|A Graduate from the University of Arizona in 2008 and received a degree in Elementrary Education. Presently she is returning to begin working towards a Master's Degree in Cross Categorical Special Education. Through the children she learned many lessons in life. Her students taught her to open her mind and heart to their joys of the classroom. They taught her to rejoice in all that they do. Together they dance and celebrate their accomplishments and because of this, she will never forget how to smile with the new, cherish the old and laugh with her students. Upon graduation her plan and dream is to teach her own people on the Navajo Reservation. She would like to be a role model for the young Navajo People and to help motivate them to seek a higher education.||A Member of the Yoeme Pueblo, born and raised in Marana, Arizona by his grandparents who instilled upon him the importance of learning his culture. He attended the University of Arizona, to become a Method Teacher. In 1976 he became a Deer SInger, he joins other Deer Singers to sing at their feastas. He has written and collaborated with other writers to write many books. The Yaqui Deer Songs, won the Chicago Folklore Award. Other books are "Old Men of the Fiesta, Wame Vatnataka Im Hohhohkame, (The ones that Lived here in the Beginning), Yoeme-English English-Yoeme Standard Dictonary." Through his years of learning and listening he became known as an oral historian. Currently he is an educator of regular academics from K through University levels.
We wish to thank the following for their generous donations and corporate table sponsorship at the 2010 Twelfth Annual Traditional Indian Fest and Fundraiser Festival
Reverend Stephen Barnufsky
National Native American Co-op
Secret Garden Publishing
Arkadie Native American Arts
Tohono O'odham Nation
Reservation Creations Indian Gift Shop
Roger & Gail Harris
Mari Margaret Zevin
San Xavier Mission School
Ak-Chin Indian Community
Desert Diamond Casino & Entertainment
Special Thank you to the following for their donation:
Shoshone-Bannock Tribal Enterprises
P.O. Box 368
Fort Hall, Idaho 83203
1-800-806-9229, Fax 208-237-2540
Buffalo Meat Donation

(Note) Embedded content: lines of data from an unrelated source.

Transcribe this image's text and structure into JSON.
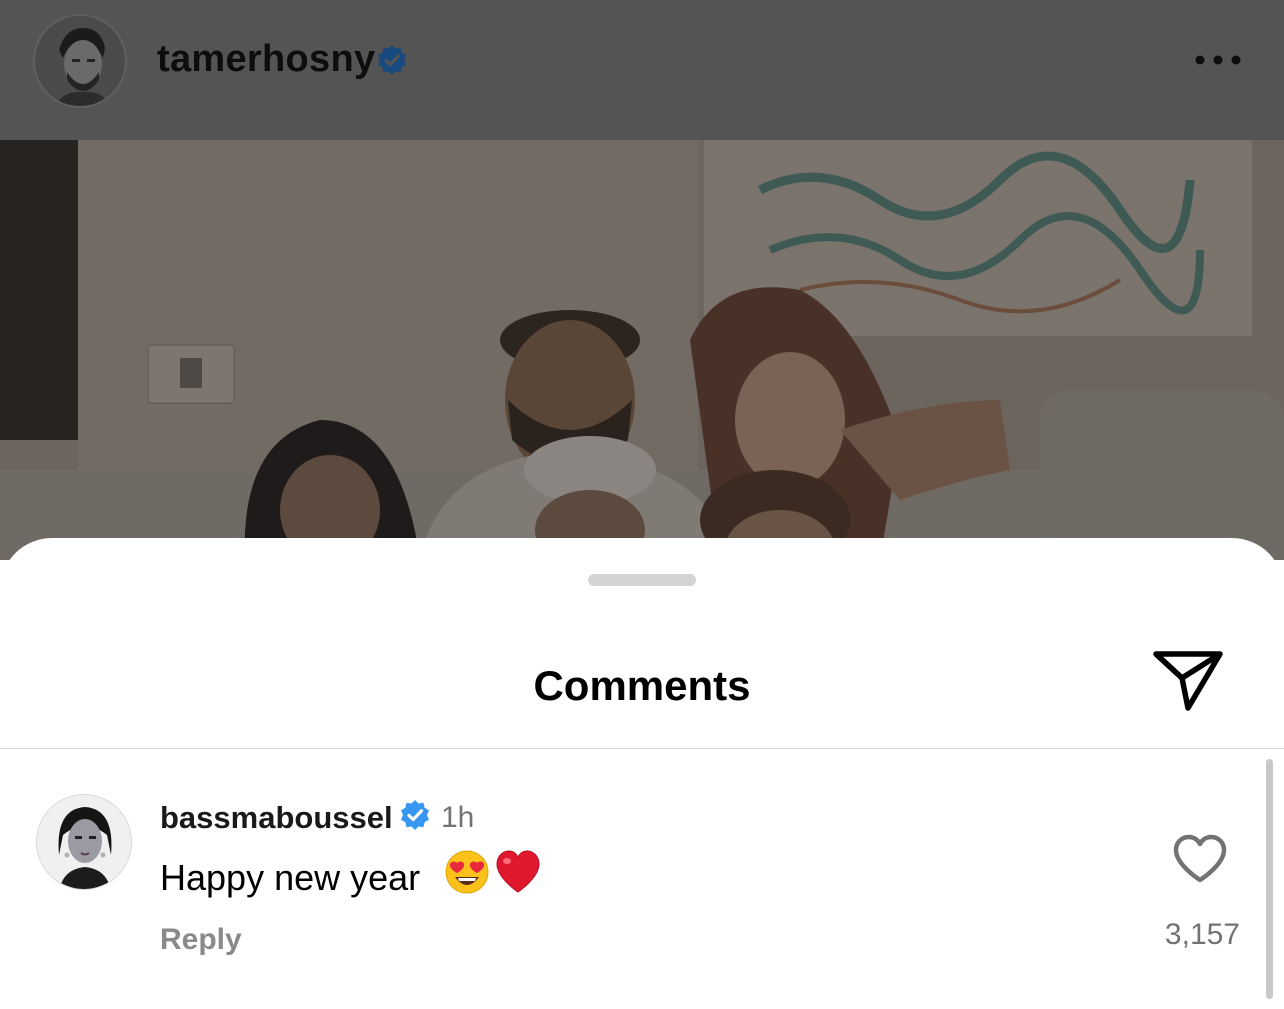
{
  "post": {
    "username": "tamerhosny",
    "verified": true,
    "menu_icon": "more-horizontal-icon"
  },
  "sheet": {
    "title": "Comments",
    "share_icon": "paper-plane-icon"
  },
  "comments": [
    {
      "username": "bassmaboussel",
      "verified": true,
      "time": "1h",
      "text": "Happy new year",
      "emojis": [
        "heart-eyes-emoji",
        "red-heart-emoji"
      ],
      "reply_label": "Reply",
      "like_count": "3,157"
    }
  ],
  "colors": {
    "verified_blue": "#3797f0",
    "dim_overlay": "#545454",
    "muted_text": "#737373"
  }
}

Red Lake Nation Foods
1576 High School Drive
Red Lake, MN 5661
218-679-3959 x 1306, Fax 218-679-2830
Wild rice donation
San Xavier District
San Xavier Mission School
Bashas Family of Stores